Microsoft begins auto-scheduling Windows 10 upgrades, whether you want it or not
Note: This article was first published on 16th May 2016.
Just over a week ago, Microsoft put out a blog spot reminding users that Windows 10’s free upgrade offer will end on 29 July, which means there are just over two months left for you to upgrade for free. But as the date nears, Microsoft has begun to auto-schedule PCs to upgrade to Windows 10, regardless of whether it has consent from end users.
Microsoft is heavily invested in maximizing adoption of its latest operating system, because it means that more advertising data will be available to the company, which translates into more revenue. This should come as no surprise to most readers – after all, no one really thinks that Microsoft made Windows 10 free for a year out of the goodness of its heart.
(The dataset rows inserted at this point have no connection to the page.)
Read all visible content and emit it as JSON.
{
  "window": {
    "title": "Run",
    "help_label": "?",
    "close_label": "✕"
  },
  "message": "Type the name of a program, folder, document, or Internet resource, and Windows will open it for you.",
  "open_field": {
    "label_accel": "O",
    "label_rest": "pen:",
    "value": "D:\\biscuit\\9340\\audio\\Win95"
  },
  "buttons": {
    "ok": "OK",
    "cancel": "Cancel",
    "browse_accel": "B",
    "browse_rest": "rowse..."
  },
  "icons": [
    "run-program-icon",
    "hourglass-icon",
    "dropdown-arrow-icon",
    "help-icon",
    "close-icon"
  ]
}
However, Windows 7 still holds significantly more market share than Windows 10, even though users remain subjected to pesky pop-ups that nudge them to upgrade. But as the free upgrade window closes, Microsoft is upping its game – and not necessarily in a good way – by automatically scheduling upgrades to Windows 10 on certain PCs.
So instead of seeing the familiar reminder pop-ups, some users are noticing that their PC already has an upgrade scheduled at a future date, even if they did not agree to it. Still, there are options to cancel the scheduled upgrade or postpone the date, so Microsoft isn’t quite forcing you to upgrade if you’re sharp and catch it in time. However, this means that certain less tech-savvy users may not notice it in time to stop it, and may simply end up with a rude surprise as their PC suddenly initiates the upgrade process.
If you still want to remain on your older OS, the best thing to do for now would be to check the Windows 10 pop-up regularly to head off any automatic scheduling (hopefully, you’ll only need to do this till the free upgrade windows closes on 29 July).
Nevertheless, we still think that Windows 10 is a great OS and you should upgrade if your machine supports it. But we’re also strong believers in user autonomy and choice, and it appears slightly disingenuous on Microsoft’s part to attempt to coax unwitting users to upgrade.
Source: Tom’s Hardware